Neither condition obtains here. The fact that we already have resolved PRPA's challenge to the district court's vacation of the arrest without any substantive reference to either the bad faith finding or the corresponding award of sanctions proves conclusively that the issues are not inextricably intertwined. See, e.g., Limone, 372 F.3d at 51; Suboh v. Dist. Attorney's Office, 298 F.3d 81, 97 (1st Cir.2002). By the same token, the efficacy of our decision not to reinstate the arrest order is in no way dependent on the exercise of simultaneous appellate jurisdiction over the remaining issues.
In a nutshell, the bad faith finding and the corresponding award of sanctions do not qualify for the exercise of pendent appellate jurisdiction. This conclusion, coupled with the fact that those issues are bereft of any independent basis for interlocutory review, means that they must await an end-of-case appeal.
We need go no further. To recapitulate, we hold that we have appellate jurisdiction over the portion of the district court's order that vacated the arrest of the vessel, but not over the remaining issues raised by PRPA. As to the single issue that we have jurisdiction to resolve, we hold that (i) the evidence suffices to support the district court's finding that PRPA waived its maritime lien for pre-sale port charges and (ii) PRPA's failure properly to plead an in rem claim for post-sale port charges obviates any afterthought assertion that the district court erred in not sustaining the vessel's arrest on the basis of those charges.
The appeal is dismissed in part for want of appellate jurisdiction. As to the portion of the appealed order over which this court has appellate jurisdiction, the order is affirmed. Costs shall be taxed in favor of the appellee.
1. Supplemental Rule E(4)(f) applies to in rem admiralty actions. It provides in pertinent part:Whenever property is arrested or attached, any person claiming an interest in it shall be entitled to a prompt hearing at which the plaintiff shall be required to show why the arrest or attachment should not be vacated or other relief granted consistent with these rules.
2. PRPA asserts that the district court erroneously concluded that maritime liens must be recorded in order to be valid. We do not read the district court's opinion as so holding and, in any event, such an error would have been harmless in the circumstances at hand.
3. This conclusion renders superfluous any consideration of (i) whether PRPA's lien for post-sale port charges has been rendered moot by payment, see, e.g., Matos v. Clinton Sch. Dist., 367 F.3d 68, 71-72 (1st Cir.2004) (explaining that when intervening events render an appellate court incapable of providing effective relief on a particular claim, the claim has become moot and, therefore, nonjusticiable); (ii) whether the posting of a bond covering the post-sale port charges rendered moot any attempted reliance on those charges to justify the arrest of the vessel, see generally Fed.R.Civ.P. Supp.

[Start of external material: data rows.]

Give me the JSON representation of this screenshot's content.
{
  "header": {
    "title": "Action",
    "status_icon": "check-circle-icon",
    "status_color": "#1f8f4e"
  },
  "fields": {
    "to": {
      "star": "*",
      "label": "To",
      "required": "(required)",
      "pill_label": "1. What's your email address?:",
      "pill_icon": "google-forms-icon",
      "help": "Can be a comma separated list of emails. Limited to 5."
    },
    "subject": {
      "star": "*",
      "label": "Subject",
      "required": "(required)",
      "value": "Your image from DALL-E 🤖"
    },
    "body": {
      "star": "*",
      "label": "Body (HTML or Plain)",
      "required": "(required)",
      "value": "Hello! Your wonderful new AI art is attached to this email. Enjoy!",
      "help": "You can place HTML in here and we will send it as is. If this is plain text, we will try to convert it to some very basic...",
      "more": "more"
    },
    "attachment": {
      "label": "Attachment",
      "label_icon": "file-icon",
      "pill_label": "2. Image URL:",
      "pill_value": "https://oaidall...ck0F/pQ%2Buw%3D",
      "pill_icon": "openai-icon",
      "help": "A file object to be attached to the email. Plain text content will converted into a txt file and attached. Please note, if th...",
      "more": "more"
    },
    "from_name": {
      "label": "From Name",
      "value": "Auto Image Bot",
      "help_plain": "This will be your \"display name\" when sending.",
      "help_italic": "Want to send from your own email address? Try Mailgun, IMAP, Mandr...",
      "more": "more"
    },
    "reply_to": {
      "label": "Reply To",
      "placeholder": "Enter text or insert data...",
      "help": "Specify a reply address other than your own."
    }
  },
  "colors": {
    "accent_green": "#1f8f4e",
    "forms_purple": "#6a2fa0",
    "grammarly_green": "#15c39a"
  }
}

R. E(5) (outlining procedures for securing the release of an arrested vessel through the posting of a bond); or (iii) whether the fact that the amended complaint was not filed until eleven days after the arrest of the barge (and so could not have been relied on by PRPA at the time of the arrest) undercuts PRPA's argument.
SELYA, Circuit Judge.